This event really struck a chord with me because my mum didn't have much money when my brother and I were young and, although we never needed to use a food bank, I know how hard my mum had to work and budget just to give us three meals a day. Also, it is very easy for families to slip into the category of needing this help. All it takes is for one parent to become ill or have an accident and their savings can be depleted very quickly. No-one ever knows when they may need services like these and that's why I feel very strongly about supporting them.
The items which they asked people to donate were non-perishable goods such as UHT cartons of juice or milk, cereal, pasta, tins and jars.I bought two cartons of orange juice and a box of coco pops (I know I probably should have bought sugar-free cereal, bad nanny!) and they cost me around £2. I had spent about £50 on pizzas and alcohol for a party we were throwing so an extra £2 didn't really make any difference to me but it could make a massive difference to a child who normally goes to school with an empty stomach and cannot learn because they are so hungry. How many people would spend much more than £2 on a drink on a night out and think nothing of it? It didn't even need to be that much. A tin of value beans costs no more than 30p, I've seen people throw change from their pockets into the bin just because they couldn't be bothered to carry it around with them. I just thought that it was a brilliant idea and it has inspired me to look into charities local to me to see if they have any food bank schemes which I could volunteer at.
You can see the full details of the Tesco Food Collection here.

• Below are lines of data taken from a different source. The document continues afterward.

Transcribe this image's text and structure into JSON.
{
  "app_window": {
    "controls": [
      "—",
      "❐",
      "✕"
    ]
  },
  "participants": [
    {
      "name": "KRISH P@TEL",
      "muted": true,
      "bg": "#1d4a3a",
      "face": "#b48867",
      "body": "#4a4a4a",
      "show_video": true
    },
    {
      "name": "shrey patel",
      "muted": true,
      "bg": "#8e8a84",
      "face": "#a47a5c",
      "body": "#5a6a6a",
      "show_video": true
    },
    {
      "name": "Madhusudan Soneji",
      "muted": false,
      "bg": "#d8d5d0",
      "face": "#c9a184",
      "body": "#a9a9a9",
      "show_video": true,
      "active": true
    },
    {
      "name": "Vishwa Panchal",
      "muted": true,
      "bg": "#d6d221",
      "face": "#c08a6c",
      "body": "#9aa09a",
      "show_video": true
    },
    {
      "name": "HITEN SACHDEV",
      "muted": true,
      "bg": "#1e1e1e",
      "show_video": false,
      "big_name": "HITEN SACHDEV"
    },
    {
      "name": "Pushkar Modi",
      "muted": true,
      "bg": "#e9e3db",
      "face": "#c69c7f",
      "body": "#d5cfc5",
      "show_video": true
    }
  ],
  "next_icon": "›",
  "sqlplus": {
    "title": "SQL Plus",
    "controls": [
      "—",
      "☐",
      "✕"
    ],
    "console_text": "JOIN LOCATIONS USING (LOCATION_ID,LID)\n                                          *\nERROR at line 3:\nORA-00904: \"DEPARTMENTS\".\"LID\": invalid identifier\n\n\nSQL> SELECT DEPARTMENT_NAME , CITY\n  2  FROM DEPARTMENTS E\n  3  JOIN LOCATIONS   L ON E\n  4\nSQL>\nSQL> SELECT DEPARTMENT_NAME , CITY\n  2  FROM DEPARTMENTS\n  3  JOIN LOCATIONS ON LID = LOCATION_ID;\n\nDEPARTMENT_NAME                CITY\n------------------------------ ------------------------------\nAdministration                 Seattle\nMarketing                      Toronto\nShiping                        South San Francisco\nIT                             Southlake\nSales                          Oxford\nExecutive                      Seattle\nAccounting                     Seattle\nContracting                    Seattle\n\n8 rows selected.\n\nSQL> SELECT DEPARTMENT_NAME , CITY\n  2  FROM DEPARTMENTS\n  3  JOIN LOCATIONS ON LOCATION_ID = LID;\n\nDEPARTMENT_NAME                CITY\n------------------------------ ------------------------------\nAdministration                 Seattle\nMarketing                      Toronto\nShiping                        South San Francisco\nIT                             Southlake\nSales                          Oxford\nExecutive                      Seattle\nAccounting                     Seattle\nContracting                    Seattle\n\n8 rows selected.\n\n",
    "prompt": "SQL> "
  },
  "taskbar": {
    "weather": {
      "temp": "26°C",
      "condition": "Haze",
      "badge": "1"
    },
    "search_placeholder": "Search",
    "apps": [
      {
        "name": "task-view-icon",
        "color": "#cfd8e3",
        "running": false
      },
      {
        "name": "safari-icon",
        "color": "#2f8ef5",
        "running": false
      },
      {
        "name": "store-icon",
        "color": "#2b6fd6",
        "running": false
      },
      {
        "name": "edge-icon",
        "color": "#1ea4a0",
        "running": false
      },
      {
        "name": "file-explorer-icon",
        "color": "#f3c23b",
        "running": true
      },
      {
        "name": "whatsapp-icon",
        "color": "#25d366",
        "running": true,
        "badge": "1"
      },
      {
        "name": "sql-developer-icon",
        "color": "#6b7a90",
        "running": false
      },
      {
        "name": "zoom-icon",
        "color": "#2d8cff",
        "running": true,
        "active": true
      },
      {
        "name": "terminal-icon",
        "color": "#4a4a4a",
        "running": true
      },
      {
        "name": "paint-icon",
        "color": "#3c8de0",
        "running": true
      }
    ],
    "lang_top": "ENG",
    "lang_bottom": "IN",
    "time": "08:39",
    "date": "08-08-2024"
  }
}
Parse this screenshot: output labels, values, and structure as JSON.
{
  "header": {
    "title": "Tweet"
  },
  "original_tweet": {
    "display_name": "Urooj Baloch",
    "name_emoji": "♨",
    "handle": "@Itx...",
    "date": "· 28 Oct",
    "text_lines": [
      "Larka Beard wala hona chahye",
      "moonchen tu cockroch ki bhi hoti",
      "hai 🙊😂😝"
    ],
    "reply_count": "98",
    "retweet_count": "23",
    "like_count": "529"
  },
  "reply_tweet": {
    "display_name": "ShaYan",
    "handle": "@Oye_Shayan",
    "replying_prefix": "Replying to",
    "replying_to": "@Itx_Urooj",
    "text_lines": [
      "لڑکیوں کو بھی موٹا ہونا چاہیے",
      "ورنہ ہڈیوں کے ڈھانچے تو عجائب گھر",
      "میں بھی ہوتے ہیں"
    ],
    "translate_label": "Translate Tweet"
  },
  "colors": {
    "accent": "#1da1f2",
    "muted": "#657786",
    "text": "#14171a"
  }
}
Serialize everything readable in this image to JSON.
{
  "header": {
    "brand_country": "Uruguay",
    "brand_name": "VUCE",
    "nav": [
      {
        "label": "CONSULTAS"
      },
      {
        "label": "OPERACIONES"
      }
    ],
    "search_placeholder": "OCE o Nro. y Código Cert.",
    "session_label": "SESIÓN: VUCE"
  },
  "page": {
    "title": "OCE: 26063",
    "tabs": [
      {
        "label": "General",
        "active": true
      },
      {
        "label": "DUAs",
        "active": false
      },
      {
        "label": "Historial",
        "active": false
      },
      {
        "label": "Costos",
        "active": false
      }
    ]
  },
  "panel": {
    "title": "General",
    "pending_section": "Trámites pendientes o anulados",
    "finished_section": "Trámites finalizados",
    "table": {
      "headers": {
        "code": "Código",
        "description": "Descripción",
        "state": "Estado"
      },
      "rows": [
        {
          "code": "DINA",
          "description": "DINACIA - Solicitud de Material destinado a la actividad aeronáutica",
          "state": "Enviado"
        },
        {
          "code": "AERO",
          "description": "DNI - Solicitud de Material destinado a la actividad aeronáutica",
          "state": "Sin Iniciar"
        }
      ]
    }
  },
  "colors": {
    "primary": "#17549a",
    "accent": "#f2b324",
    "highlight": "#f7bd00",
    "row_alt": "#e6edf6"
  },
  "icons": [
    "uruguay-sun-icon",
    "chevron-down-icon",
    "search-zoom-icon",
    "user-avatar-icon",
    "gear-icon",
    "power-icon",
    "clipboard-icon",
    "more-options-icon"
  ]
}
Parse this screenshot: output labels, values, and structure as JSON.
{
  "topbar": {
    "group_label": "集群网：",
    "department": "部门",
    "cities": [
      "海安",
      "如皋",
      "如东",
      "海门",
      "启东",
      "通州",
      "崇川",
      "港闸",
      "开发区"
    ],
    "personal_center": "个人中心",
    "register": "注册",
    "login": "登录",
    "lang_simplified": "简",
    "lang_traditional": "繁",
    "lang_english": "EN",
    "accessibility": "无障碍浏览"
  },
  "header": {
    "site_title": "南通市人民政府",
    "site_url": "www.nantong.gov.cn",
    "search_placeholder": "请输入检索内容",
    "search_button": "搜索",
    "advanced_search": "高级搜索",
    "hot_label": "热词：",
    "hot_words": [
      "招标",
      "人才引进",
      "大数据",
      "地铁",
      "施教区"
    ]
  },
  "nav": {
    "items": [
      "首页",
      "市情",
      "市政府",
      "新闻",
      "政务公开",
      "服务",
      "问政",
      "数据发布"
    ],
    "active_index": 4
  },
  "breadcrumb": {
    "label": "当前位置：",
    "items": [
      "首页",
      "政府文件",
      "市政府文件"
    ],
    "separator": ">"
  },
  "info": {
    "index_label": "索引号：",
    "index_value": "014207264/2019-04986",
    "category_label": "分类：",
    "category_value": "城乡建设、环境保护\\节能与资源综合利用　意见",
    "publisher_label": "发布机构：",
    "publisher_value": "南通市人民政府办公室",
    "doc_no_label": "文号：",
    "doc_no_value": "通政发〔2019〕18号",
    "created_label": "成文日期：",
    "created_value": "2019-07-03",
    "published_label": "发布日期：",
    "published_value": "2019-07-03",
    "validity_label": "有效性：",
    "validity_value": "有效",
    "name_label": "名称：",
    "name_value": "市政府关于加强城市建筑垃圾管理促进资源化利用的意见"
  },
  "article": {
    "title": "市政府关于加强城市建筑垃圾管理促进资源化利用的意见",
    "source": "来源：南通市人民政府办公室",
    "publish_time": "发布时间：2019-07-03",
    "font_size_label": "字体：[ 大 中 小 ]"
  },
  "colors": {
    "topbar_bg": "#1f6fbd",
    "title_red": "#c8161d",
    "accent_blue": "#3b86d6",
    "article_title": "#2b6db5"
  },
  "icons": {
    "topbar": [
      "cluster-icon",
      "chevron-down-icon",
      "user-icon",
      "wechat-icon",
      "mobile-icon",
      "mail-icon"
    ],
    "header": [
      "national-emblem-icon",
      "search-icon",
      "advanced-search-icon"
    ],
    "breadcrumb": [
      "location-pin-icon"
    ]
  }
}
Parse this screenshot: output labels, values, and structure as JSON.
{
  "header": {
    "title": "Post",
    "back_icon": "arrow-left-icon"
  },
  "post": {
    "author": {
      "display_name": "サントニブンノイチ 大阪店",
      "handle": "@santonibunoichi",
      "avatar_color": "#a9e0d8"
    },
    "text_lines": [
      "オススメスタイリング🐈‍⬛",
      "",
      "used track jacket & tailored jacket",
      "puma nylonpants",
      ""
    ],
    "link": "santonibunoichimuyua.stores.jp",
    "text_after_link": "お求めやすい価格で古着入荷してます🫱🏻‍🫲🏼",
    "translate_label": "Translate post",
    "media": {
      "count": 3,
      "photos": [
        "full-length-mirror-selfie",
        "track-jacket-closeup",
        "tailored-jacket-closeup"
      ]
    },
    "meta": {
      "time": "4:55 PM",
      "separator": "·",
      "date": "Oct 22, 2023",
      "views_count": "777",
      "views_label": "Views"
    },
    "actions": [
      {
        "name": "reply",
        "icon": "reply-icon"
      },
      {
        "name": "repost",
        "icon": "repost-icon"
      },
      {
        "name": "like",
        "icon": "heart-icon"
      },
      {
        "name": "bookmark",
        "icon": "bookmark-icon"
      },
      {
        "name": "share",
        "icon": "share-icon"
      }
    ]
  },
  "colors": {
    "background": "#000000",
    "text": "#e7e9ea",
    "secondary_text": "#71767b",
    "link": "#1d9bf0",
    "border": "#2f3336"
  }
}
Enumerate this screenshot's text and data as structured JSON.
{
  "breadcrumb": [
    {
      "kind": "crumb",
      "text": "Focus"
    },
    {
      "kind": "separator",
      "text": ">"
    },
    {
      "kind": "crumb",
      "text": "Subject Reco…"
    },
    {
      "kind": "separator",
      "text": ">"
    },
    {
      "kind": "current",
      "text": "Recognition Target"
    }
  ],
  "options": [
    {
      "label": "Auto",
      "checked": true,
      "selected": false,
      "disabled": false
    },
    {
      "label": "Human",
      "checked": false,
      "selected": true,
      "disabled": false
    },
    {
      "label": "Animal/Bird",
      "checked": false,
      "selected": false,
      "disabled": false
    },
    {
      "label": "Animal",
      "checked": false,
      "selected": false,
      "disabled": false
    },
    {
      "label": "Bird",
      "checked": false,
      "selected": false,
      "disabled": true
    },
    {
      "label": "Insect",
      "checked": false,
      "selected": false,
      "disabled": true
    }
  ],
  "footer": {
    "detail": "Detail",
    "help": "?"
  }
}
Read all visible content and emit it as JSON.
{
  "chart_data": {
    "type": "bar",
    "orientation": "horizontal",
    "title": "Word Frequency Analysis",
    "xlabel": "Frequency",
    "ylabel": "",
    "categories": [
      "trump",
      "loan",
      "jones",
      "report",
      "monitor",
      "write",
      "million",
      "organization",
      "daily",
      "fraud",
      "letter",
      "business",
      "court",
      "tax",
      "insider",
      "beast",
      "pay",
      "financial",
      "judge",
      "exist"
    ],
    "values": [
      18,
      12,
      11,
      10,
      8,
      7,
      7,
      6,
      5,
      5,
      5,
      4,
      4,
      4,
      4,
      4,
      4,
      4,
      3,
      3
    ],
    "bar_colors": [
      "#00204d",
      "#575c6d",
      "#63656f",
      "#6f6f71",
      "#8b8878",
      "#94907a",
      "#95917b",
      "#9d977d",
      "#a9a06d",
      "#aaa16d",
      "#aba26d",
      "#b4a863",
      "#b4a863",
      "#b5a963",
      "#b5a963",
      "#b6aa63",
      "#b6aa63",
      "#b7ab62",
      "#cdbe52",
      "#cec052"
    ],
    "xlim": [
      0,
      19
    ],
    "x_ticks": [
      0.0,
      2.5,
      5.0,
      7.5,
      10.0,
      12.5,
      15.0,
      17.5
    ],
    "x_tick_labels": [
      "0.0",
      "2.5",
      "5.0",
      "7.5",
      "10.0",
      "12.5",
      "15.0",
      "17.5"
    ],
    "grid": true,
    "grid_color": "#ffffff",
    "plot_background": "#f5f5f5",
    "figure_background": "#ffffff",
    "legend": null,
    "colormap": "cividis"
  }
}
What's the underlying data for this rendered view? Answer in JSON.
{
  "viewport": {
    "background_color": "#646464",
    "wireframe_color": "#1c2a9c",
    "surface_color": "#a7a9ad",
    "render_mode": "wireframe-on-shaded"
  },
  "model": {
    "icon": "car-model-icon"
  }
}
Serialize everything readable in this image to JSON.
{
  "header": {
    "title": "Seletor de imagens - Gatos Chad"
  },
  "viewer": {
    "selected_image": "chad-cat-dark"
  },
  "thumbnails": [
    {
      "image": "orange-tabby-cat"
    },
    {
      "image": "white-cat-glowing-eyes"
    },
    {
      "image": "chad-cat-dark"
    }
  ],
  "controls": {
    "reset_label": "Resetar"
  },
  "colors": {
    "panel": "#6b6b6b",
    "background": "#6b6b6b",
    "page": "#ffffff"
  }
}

Did you see this scheme in any of your local Tesco over the weekend? Do you already support a similar charity? I'd love to hear any volunteering stories you may have.